In the future the platform will connect with the Fab City Dashboard, a visualisation of how local actions are affecting the sustainability of their cities. This means that as well as sharing ideas, people will be able to reflect on their social, economic and environmental impact on cities directly through the platform.
Where in the world are you seeing the most amount of activity, and why do you think that is?
The US and Europe have the highest concentration of Fab Labs (here’s a useful map). There are some obvious reasons for this; if you’re in South America you need to get on a plane to go to a different city, whereas in Amsterdam you can get on a bicycle and spread ideas easily.
Secondly, there are circumstantial factors. Barcelona, for example, has become a focal point for Fab Labs. That’s because it was home to the first Fab Lab in the European Union and now we coordinate projects from here. Similarly, although Fab Labs didn’t take off in Italy until 2011, the Fab Lab Torino was launched by Arduino, the open hardware manufacturer, inside Officine Arduino, a Makerspace, Fablab and an Arduino “office” dedicated to furthering the development of open source hardware. This helped to boost the profile of Fab Labs in Italy; now there are 131.
On another level it’s a question of resources: time, money and expertise. The Fab Lab Foundation states that setting up a Fab Lab costs around $25-$65k for equipment and about $15-40k for consumables. Northern Italy, for example, has many more Fab Labs than Southern Italy. That’s because there has always been much more industry and resources there.
How do you see Fab Labs and the FabLabs.io platform having the biggest social impact?
The first priority has always been education. We don’t only provide skills that enable people to get a job, but we enable ordinary people to understand the possibilities of new technology. There is so much research of a very high standard going on, in everything from nanotechnology to molecular biology. Fab Labs manage to shine a light on this research by bringing it to a public and tangible level.
Take the JuicyPrint 3D printing project in London’s Bio Hackspace as an example. The project uses a genetically modified bacteria to solidify liquids in order to make them 3D printable. Makers are using the by-product from beer brewing and orange juice to create food. This research also has important social implications in the health sector; it could be used to develop new skin grafting techniques and medical dressings. Importantly, the makerspace is being used as a way to distribute advanced research more evenly among the public. The FabLabs.io platform enables this exchange to happen more freely across greater distances.
We also see lots of projects supporting those with disabilities being built in Fab Labs. The technology available in Fab Labs enable us to build highly specialised products, rather than settle for mass production. This is the perfect setting to develop devices suited to the specific needs of disabled people, everything from sports wheelchairs to prosthetics.

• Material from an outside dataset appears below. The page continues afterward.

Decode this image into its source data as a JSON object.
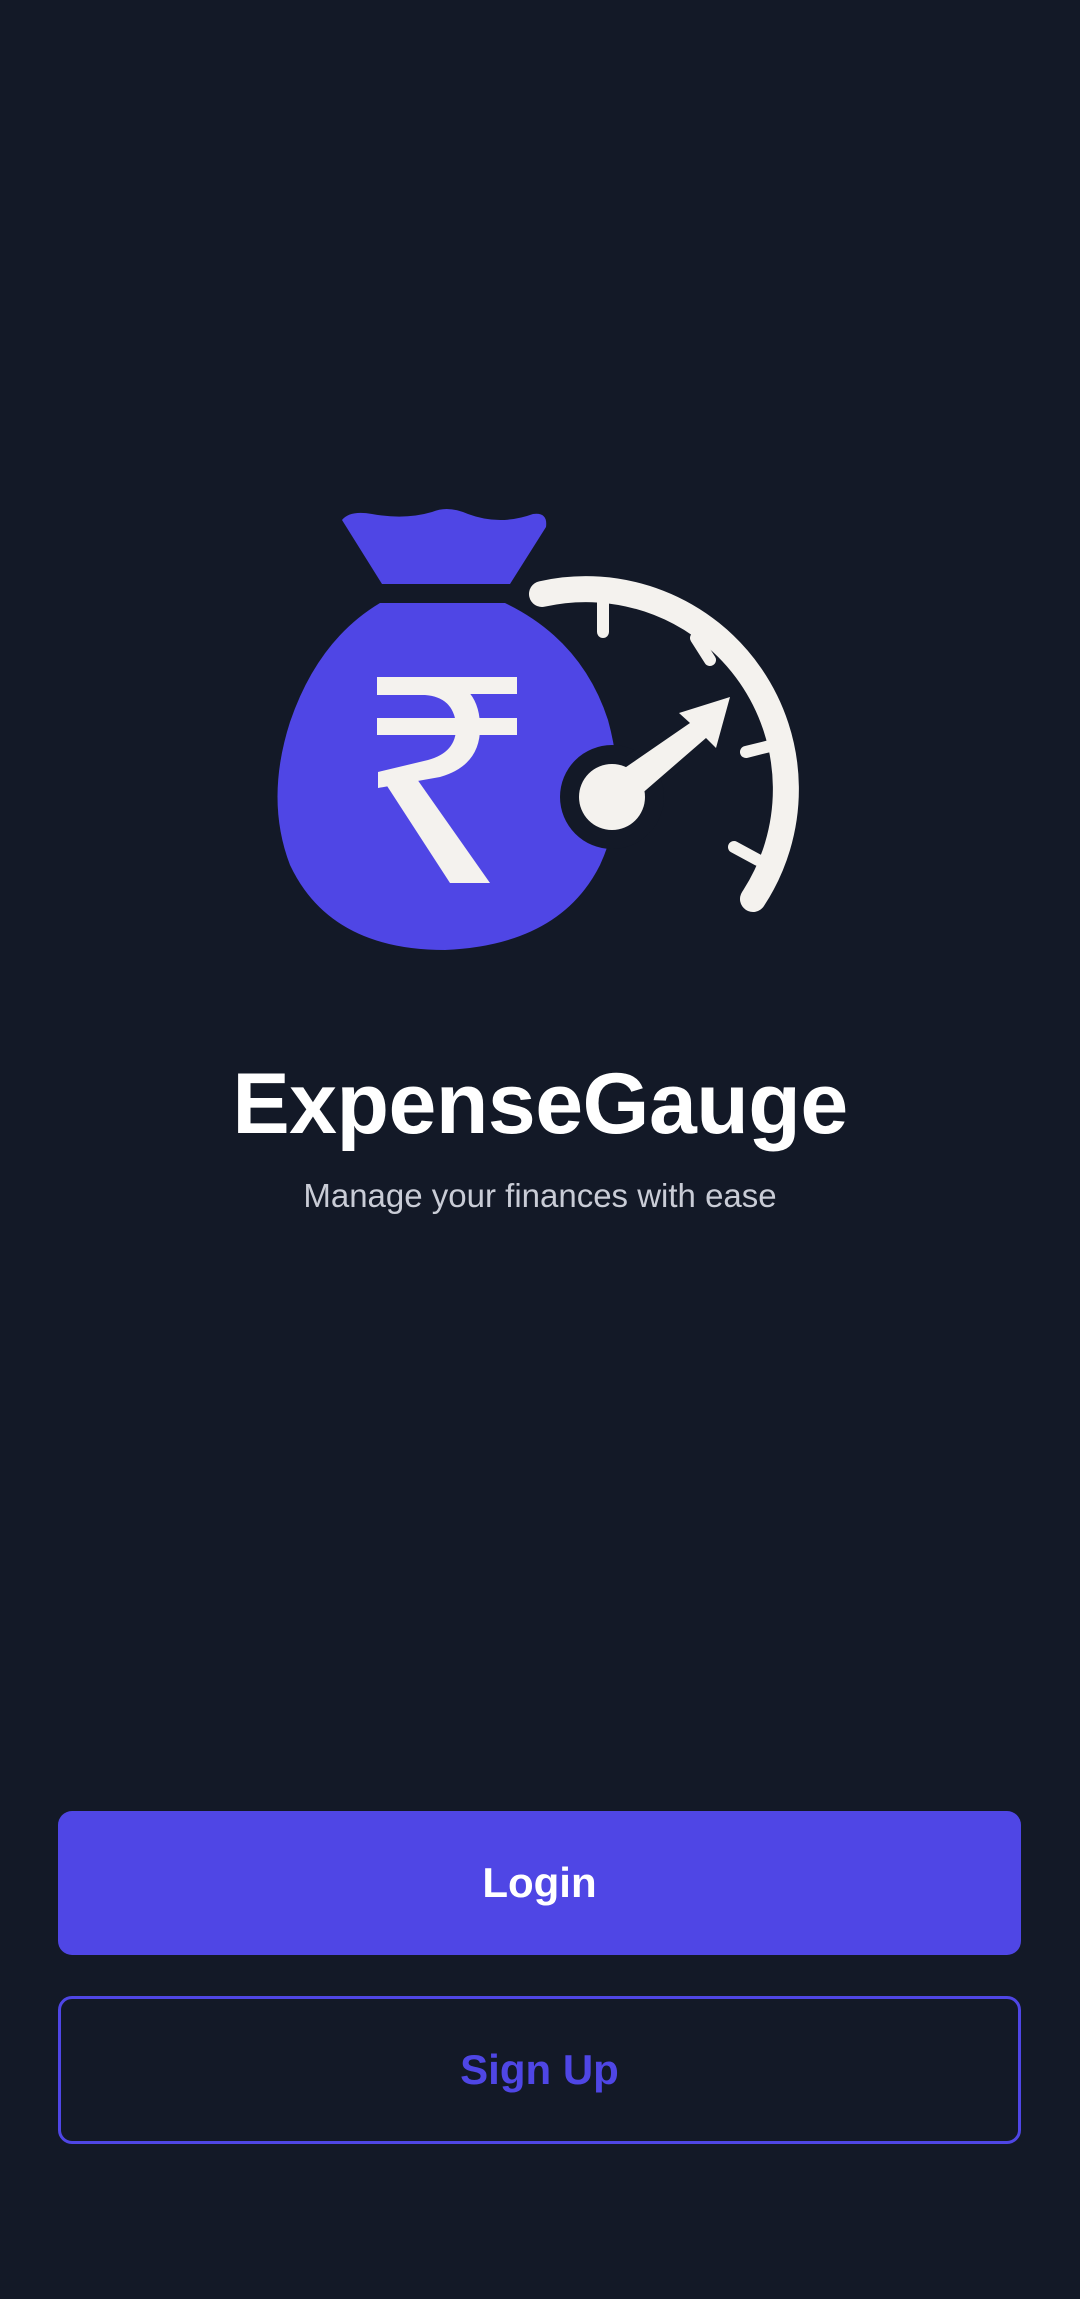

In 2016 we spoke with Tomas Diez about how the Fab Lab movement connects with the Fab City project and greater ambitions to create sustainable cities by 2054. What’s the end vision for the FabLabs.io platform?

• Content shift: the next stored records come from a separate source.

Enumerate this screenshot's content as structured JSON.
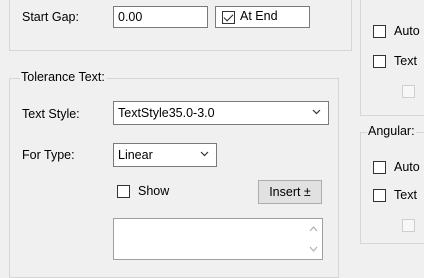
{
  "top_section": {
    "start_gap_label": "Start Gap:",
    "start_gap_value": "0.00",
    "at_end_label": "At End",
    "at_end_checked": true
  },
  "tolerance_text": {
    "legend": "Tolerance Text:",
    "text_style_label": "Text Style:",
    "text_style_value": "TextStyle35.0-3.0",
    "for_type_label": "For Type:",
    "for_type_value": "Linear",
    "show_label": "Show",
    "show_checked": false,
    "insert_button_label": "Insert ±",
    "text_area_value": ""
  },
  "right_upper_group": {
    "items": [
      {
        "label": "Auto",
        "checked": false,
        "enabled": true
      },
      {
        "label": "Text",
        "checked": false,
        "enabled": true
      },
      {
        "label": "",
        "checked": false,
        "enabled": false
      }
    ]
  },
  "angular_group": {
    "legend": "Angular:",
    "items": [
      {
        "label": "Auto",
        "checked": false,
        "enabled": true
      },
      {
        "label": "Text",
        "checked": false,
        "enabled": true
      },
      {
        "label": "",
        "checked": false,
        "enabled": false
      }
    ]
  },
  "icons": {
    "dropdown": "chevron-down-icon",
    "scroll_up": "chevron-up-icon",
    "scroll_down": "chevron-down-icon"
  },
  "colors": {
    "background": "#f0f0f0",
    "group_border": "#d6d6d6",
    "field_border": "#7a7a7a",
    "button_bg": "#e1e1e1"
  }
}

The original goal of a Fab Lab was to create a Star Trek Replicator (a sci-fi machine capable of creating and recycling objects instantly)! But now we’ve realised it’s not just about creating tools, and the Replicator alone is not enough. Alongside the tools, the FabLabs.io platform will become the supporting network that connects people, labs and projects, and helps people to engage with the tools.
If you want to connect with your local Fab Lab, or start your own, head to the FabLabs.io platform to find more information and meet other makers from around the world.